Labour Regulation and the Economy: The Case of the Food Value Chain

Contrary to popular narrative which seeks to attribute to the country's economic ills to labour legislation, this paper argues that the role of law in relation to the economy is constitutive, and that labour can also not be considered in isolation from other branches of law in this regard. The regime constituted by labour law has also always had a dual character, in which there are 'outsiders' to which certain key provisions do not apply. To elaborate this argument, the paper considers the law's role in structuring employment in the food value chain to show key provisions of labour legislation, and other laws, fail to take into account how employment is increasingly externalised, and how the number of 'outsiders'is growing.

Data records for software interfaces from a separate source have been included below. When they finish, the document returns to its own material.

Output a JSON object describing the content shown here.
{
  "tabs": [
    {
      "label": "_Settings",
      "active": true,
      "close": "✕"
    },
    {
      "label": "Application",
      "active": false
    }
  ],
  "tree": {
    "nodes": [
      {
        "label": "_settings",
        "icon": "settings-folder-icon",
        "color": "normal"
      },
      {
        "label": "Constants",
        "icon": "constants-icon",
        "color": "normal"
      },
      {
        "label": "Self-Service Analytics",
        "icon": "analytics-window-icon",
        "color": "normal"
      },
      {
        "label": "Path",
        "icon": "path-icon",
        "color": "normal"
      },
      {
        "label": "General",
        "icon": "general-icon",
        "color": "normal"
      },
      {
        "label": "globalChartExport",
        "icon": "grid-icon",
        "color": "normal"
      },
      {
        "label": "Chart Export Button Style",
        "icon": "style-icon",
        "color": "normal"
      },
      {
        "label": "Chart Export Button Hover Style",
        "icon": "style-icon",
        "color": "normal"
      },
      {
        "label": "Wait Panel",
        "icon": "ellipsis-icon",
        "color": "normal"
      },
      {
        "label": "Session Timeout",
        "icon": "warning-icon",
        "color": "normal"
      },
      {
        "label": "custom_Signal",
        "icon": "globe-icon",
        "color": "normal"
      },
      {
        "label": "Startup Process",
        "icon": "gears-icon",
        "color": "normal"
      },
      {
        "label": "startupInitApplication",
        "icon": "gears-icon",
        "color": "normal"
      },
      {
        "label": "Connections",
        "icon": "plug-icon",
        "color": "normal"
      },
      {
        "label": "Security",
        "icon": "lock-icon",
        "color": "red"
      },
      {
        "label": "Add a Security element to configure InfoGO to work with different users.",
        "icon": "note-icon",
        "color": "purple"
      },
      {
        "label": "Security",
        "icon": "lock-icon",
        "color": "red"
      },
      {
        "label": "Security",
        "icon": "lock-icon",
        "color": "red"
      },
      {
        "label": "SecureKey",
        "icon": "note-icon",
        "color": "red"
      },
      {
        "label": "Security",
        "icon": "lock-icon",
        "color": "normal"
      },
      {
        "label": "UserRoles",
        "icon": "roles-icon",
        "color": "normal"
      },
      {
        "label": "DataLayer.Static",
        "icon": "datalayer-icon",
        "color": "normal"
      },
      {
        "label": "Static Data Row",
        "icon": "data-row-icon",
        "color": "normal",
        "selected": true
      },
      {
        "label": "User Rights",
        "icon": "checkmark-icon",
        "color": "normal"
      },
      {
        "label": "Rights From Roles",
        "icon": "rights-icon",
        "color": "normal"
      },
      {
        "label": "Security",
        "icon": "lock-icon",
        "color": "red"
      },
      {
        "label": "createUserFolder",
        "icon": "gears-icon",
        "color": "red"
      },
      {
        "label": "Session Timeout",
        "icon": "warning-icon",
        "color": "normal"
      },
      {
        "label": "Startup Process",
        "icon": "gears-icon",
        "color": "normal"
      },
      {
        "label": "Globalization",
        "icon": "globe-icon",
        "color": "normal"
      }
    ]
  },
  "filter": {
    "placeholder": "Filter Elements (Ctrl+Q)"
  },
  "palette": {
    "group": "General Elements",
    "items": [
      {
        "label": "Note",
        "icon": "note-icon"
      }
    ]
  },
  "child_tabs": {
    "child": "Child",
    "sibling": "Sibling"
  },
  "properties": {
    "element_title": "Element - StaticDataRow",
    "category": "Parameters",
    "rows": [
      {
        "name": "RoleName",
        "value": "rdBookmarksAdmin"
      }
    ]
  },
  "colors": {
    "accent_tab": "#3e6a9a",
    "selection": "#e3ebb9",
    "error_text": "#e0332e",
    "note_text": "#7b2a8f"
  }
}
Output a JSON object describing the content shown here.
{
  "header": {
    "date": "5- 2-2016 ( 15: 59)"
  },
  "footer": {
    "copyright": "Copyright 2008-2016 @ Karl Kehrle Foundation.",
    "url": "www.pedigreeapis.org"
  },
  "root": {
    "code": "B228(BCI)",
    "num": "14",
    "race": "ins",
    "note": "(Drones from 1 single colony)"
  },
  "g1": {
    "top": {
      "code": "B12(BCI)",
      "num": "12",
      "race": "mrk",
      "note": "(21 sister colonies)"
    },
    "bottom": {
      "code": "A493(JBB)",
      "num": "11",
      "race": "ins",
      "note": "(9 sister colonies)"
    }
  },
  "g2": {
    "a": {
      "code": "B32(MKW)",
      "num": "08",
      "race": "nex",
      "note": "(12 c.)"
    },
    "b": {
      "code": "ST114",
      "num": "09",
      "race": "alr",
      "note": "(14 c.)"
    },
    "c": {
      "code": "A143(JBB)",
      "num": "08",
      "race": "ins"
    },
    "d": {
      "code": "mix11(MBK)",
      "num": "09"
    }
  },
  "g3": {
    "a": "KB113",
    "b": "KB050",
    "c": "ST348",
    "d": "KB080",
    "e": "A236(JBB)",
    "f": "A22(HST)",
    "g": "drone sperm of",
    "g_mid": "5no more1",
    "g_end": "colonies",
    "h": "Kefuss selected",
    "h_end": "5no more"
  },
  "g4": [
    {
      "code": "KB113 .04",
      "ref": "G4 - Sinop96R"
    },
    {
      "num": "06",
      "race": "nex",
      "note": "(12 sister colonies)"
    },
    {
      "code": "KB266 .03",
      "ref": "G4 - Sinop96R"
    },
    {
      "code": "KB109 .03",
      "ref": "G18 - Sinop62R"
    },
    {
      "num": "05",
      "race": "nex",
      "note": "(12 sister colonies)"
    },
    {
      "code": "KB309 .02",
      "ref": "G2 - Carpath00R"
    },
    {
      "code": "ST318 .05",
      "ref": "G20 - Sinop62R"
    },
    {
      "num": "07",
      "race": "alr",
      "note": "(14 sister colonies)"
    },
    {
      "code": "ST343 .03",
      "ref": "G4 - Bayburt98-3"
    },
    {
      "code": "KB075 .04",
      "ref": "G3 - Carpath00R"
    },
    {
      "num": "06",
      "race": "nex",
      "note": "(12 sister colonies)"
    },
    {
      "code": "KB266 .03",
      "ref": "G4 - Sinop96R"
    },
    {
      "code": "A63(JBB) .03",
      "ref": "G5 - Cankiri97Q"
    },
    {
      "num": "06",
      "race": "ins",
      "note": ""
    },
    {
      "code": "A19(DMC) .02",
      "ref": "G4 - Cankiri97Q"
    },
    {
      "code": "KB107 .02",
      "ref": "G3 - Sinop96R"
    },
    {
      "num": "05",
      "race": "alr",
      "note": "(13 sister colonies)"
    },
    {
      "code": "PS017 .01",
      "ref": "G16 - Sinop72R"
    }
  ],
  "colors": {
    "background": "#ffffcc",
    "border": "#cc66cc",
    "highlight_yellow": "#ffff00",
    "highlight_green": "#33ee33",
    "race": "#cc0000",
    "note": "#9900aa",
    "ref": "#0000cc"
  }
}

The paper also considers the role of worker organisations and collective bargaining, and other regulating strategies in the food value chain.